◆ EXERCISE DIRECTIONS:
Skip the images and repeat every entry word for word.

[Interface dataset entries]
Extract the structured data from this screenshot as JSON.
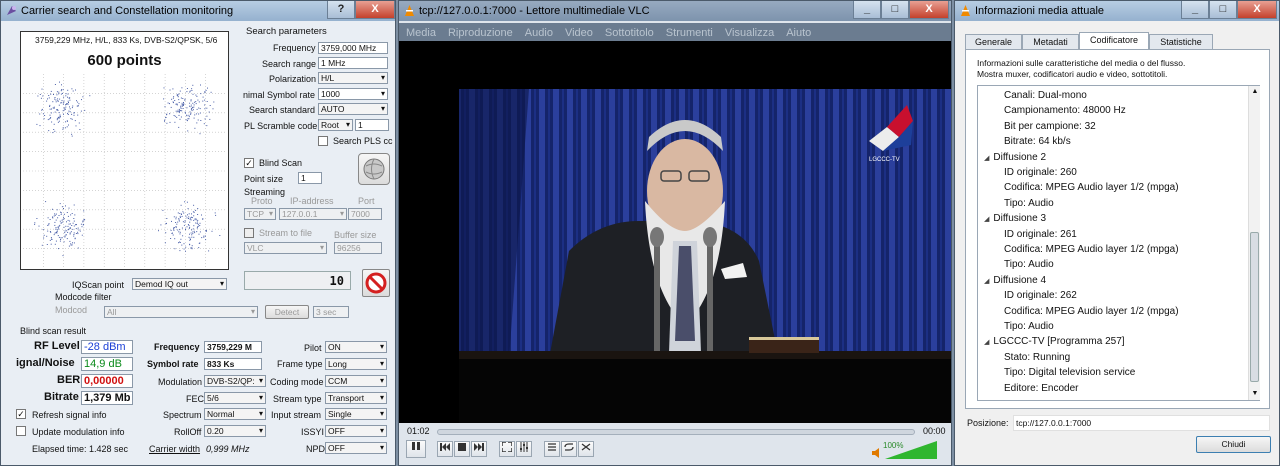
{
  "left": {
    "title": "Carrier search and Constellation monitoring",
    "help_label": "?",
    "close_label": "X",
    "constellation": {
      "info": "3759,229 MHz, H/L, 833 Ks, DVB-S2/QPSK, 5/6",
      "points_label": "600 points"
    },
    "search_params": {
      "header": "Search parameters",
      "frequency_label": "Frequency",
      "frequency_value": "3759,000 MHz",
      "range_label": "Search range",
      "range_value": "1 MHz",
      "polarization_label": "Polarization",
      "polarization_value": "H/L",
      "min_sr_label": "nimal Symbol rate",
      "min_sr_value": "1000",
      "standard_label": "Search standard",
      "standard_value": "AUTO",
      "scramble_label": "PL Scramble code",
      "scramble_mode": "Root",
      "scramble_value": "1",
      "pls_label": "Search PLS cc",
      "blind_label": "Blind Scan",
      "point_size_label": "Point size",
      "point_size_value": "1",
      "streaming_label": "Streaming",
      "proto_label": "Proto",
      "ip_label": "IP-address",
      "port_label": "Port",
      "proto_value": "TCP",
      "ip_value": "127.0.0.1",
      "port_value": "7000",
      "stream_file_label": "Stream to file",
      "buffer_label": "Buffer size",
      "player_value": "VLC",
      "buffer_value": "96256",
      "counter_value": "10"
    },
    "iqscan": {
      "label": "IQScan point",
      "value": "Demod IQ out"
    },
    "modcode": {
      "filter_label": "Modcode filter",
      "label": "Modcod",
      "value": "All",
      "detect_label": "Detect",
      "sec_value": "3 sec"
    },
    "result": {
      "header": "Blind scan result",
      "rf_label": "RF Level",
      "rf_value": "-28 dBm",
      "snr_label": "ignal/Noise",
      "snr_value": "14,9 dB",
      "ber_label": "BER",
      "ber_value": "0,00000",
      "bitrate_label": "Bitrate",
      "bitrate_value": "1,379 Mb",
      "freq_label": "Frequency",
      "freq_value": "3759,229 M",
      "sr_label": "Symbol rate",
      "sr_value": "833 Ks",
      "mod_label": "Modulation",
      "mod_value": "DVB-S2/QP:",
      "fec_label": "FEC",
      "fec_value": "5/6",
      "spectrum_label": "Spectrum",
      "spectrum_value": "Normal",
      "rolloff_label": "RollOff",
      "rolloff_value": "0.20",
      "cw_label": "Carrier width",
      "cw_value": "0,999 MHz",
      "pilot_label": "Pilot",
      "pilot_value": "ON",
      "frame_label": "Frame type",
      "frame_value": "Long",
      "coding_label": "Coding mode",
      "coding_value": "CCM",
      "stream_type_label": "Stream type",
      "stream_type_value": "Transport",
      "input_stream_label": "Input stream",
      "input_stream_value": "Single",
      "issyi_label": "ISSYI",
      "issyi_value": "OFF",
      "npd_label": "NPD",
      "npd_value": "OFF",
      "refresh_label": "Refresh signal info",
      "update_label": "Update modulation info",
      "elapsed_label": "Elapsed time: 1.428 sec"
    }
  },
  "vlc": {
    "title": "tcp://127.0.0.1:7000 - Lettore multimediale VLC",
    "menu": [
      "Media",
      "Riproduzione",
      "Audio",
      "Video",
      "Sottotitolo",
      "Strumenti",
      "Visualizza",
      "Aiuto"
    ],
    "logo_text": "LGCCC-TV",
    "time_elapsed": "01:02",
    "time_total": "00:00",
    "volume": "100%",
    "min_label": "_",
    "max_label": "□",
    "close_label": "X"
  },
  "info": {
    "title": "Informazioni media attuale",
    "tabs": [
      "Generale",
      "Metadati",
      "Codificatore",
      "Statistiche"
    ],
    "description": "Informazioni sulle caratteristiche del media o del flusso.",
    "description2": "Mostra muxer, codificatori audio e video, sottotitoli.",
    "tree": [
      {
        "t": "Canali: Dual-mono",
        "lvl": 2
      },
      {
        "t": "Campionamento: 48000 Hz",
        "lvl": 2
      },
      {
        "t": "Bit per campione: 32",
        "lvl": 2
      },
      {
        "t": "Bitrate: 64 kb/s",
        "lvl": 2
      },
      {
        "t": "Diffusione 2",
        "lvl": 1
      },
      {
        "t": "ID originale: 260",
        "lvl": 2
      },
      {
        "t": "Codifica: MPEG Audio layer 1/2 (mpga)",
        "lvl": 2
      },
      {
        "t": "Tipo: Audio",
        "lvl": 2
      },
      {
        "t": "Diffusione 3",
        "lvl": 1
      },
      {
        "t": "ID originale: 261",
        "lvl": 2
      },
      {
        "t": "Codifica: MPEG Audio layer 1/2 (mpga)",
        "lvl": 2
      },
      {
        "t": "Tipo: Audio",
        "lvl": 2
      },
      {
        "t": "Diffusione 4",
        "lvl": 1
      },
      {
        "t": "ID originale: 262",
        "lvl": 2
      },
      {
        "t": "Codifica: MPEG Audio layer 1/2 (mpga)",
        "lvl": 2
      },
      {
        "t": "Tipo: Audio",
        "lvl": 2
      },
      {
        "t": "LGCCC-TV [Programma 257]",
        "lvl": 1
      },
      {
        "t": "Stato: Running",
        "lvl": 2
      },
      {
        "t": "Tipo: Digital television service",
        "lvl": 2
      },
      {
        "t": "Editore: Encoder",
        "lvl": 2
      }
    ],
    "position_label": "Posizione:",
    "position_value": "tcp://127.0.0.1:7000",
    "close_button": "Chiudi"
  },
  "colors": {
    "rf_value": "#1a3fd6",
    "snr_value": "#0a8a1a",
    "ber_value": "#d01010"
  }
}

◆ YOUR SOLUTION:
Extract the structured data from this screenshot as JSON.
{
  "left": {
    "title": "Carrier search and Constellation monitoring",
    "help_label": "?",
    "close_label": "X",
    "constellation": {
      "info": "3759,229 MHz, H/L, 833 Ks, DVB-S2/QPSK, 5/6",
      "points_label": "600 points"
    },
    "search_params": {
      "header": "Search parameters",
      "frequency_label": "Frequency",
      "frequency_value": "3759,000 MHz",
      "range_label": "Search range",
      "range_value": "1 MHz",
      "polarization_label": "Polarization",
      "polarization_value": "H/L",
      "min_sr_label": "nimal Symbol rate",
      "min_sr_value": "1000",
      "standard_label": "Search standard",
      "standard_value": "AUTO",
      "scramble_label": "PL Scramble code",
      "scramble_mode": "Root",
      "scramble_value": "1",
      "pls_label": "Search PLS cc",
      "blind_label": "Blind Scan",
      "point_size_label": "Point size",
      "point_size_value": "1",
      "streaming_label": "Streaming",
      "proto_label": "Proto",
      "ip_label": "IP-address",
      "port_label": "Port",
      "proto_value": "TCP",
      "ip_value": "127.0.0.1",
      "port_value": "7000",
      "stream_file_label": "Stream to file",
      "buffer_label": "Buffer size",
      "player_value": "VLC",
      "buffer_value": "96256",
      "counter_value": "10"
    },
    "iqscan": {
      "label": "IQScan point",
      "value": "Demod IQ out"
    },
    "modcode": {
      "filter_label": "Modcode filter",
      "label": "Modcod",
      "value": "All",
      "detect_label": "Detect",
      "sec_value": "3 sec"
    },
    "result": {
      "header": "Blind scan result",
      "rf_label": "RF Level",
      "rf_value": "-28 dBm",
      "snr_label": "ignal/Noise",
      "snr_value": "14,9 dB",
      "ber_label": "BER",
      "ber_value": "0,00000",
      "bitrate_label": "Bitrate",
      "bitrate_value": "1,379 Mb",
      "freq_label": "Frequency",
      "freq_value": "3759,229 M",
      "sr_label": "Symbol rate",
      "sr_value": "833 Ks",
      "mod_label": "Modulation",
      "mod_value": "DVB-S2/QP:",
      "fec_label": "FEC",
      "fec_value": "5/6",
      "spectrum_label": "Spectrum",
      "spectrum_value": "Normal",
      "rolloff_label": "RollOff",
      "rolloff_value": "0.20",
      "cw_label": "Carrier width",
      "cw_value": "0,999 MHz",
      "pilot_label": "Pilot",
      "pilot_value": "ON",
      "frame_label": "Frame type",
      "frame_value": "Long",
      "coding_label": "Coding mode",
      "coding_value": "CCM",
      "stream_type_label": "Stream type",
      "stream_type_value": "Transport",
      "input_stream_label": "Input stream",
      "input_stream_value": "Single",
      "issyi_label": "ISSYI",
      "issyi_value": "OFF",
      "npd_label": "NPD",
      "npd_value": "OFF",
      "refresh_label": "Refresh signal info",
      "update_label": "Update modulation info",
      "elapsed_label": "Elapsed time: 1.428 sec"
    }
  },
  "vlc": {
    "title": "tcp://127.0.0.1:7000 - Lettore multimediale VLC",
    "menu": [
      "Media",
      "Riproduzione",
      "Audio",
      "Video",
      "Sottotitolo",
      "Strumenti",
      "Visualizza",
      "Aiuto"
    ],
    "logo_text": "LGCCC-TV",
    "time_elapsed": "01:02",
    "time_total": "00:00",
    "volume": "100%",
    "min_label": "_",
    "max_label": "□",
    "close_label": "X"
  },
  "info": {
    "title": "Informazioni media attuale",
    "tabs": [
      "Generale",
      "Metadati",
      "Codificatore",
      "Statistiche"
    ],
    "description": "Informazioni sulle caratteristiche del media o del flusso.",
    "description2": "Mostra muxer, codificatori audio e video, sottotitoli.",
    "tree": [
      {
        "t": "Canali: Dual-mono",
        "lvl": 2
      },
      {
        "t": "Campionamento: 48000 Hz",
        "lvl": 2
      },
      {
        "t": "Bit per campione: 32",
        "lvl": 2
      },
      {
        "t": "Bitrate: 64 kb/s",
        "lvl": 2
      },
      {
        "t": "Diffusione 2",
        "lvl": 1
      },
      {
        "t": "ID originale: 260",
        "lvl": 2
      },
      {
        "t": "Codifica: MPEG Audio layer 1/2 (mpga)",
        "lvl": 2
      },
      {
        "t": "Tipo: Audio",
        "lvl": 2
      },
      {
        "t": "Diffusione 3",
        "lvl": 1
      },
      {
        "t": "ID originale: 261",
        "lvl": 2
      },
      {
        "t": "Codifica: MPEG Audio layer 1/2 (mpga)",
        "lvl": 2
      },
      {
        "t": "Tipo: Audio",
        "lvl": 2
      },
      {
        "t": "Diffusione 4",
        "lvl": 1
      },
      {
        "t": "ID originale: 262",
        "lvl": 2
      },
      {
        "t": "Codifica: MPEG Audio layer 1/2 (mpga)",
        "lvl": 2
      },
      {
        "t": "Tipo: Audio",
        "lvl": 2
      },
      {
        "t": "LGCCC-TV [Programma 257]",
        "lvl": 1
      },
      {
        "t": "Stato: Running",
        "lvl": 2
      },
      {
        "t": "Tipo: Digital television service",
        "lvl": 2
      },
      {
        "t": "Editore: Encoder",
        "lvl": 2
      }
    ],
    "position_label": "Posizione:",
    "position_value": "tcp://127.0.0.1:7000",
    "close_button": "Chiudi"
  },
  "colors": {
    "rf_value": "#1a3fd6",
    "snr_value": "#0a8a1a",
    "ber_value": "#d01010"
  }
}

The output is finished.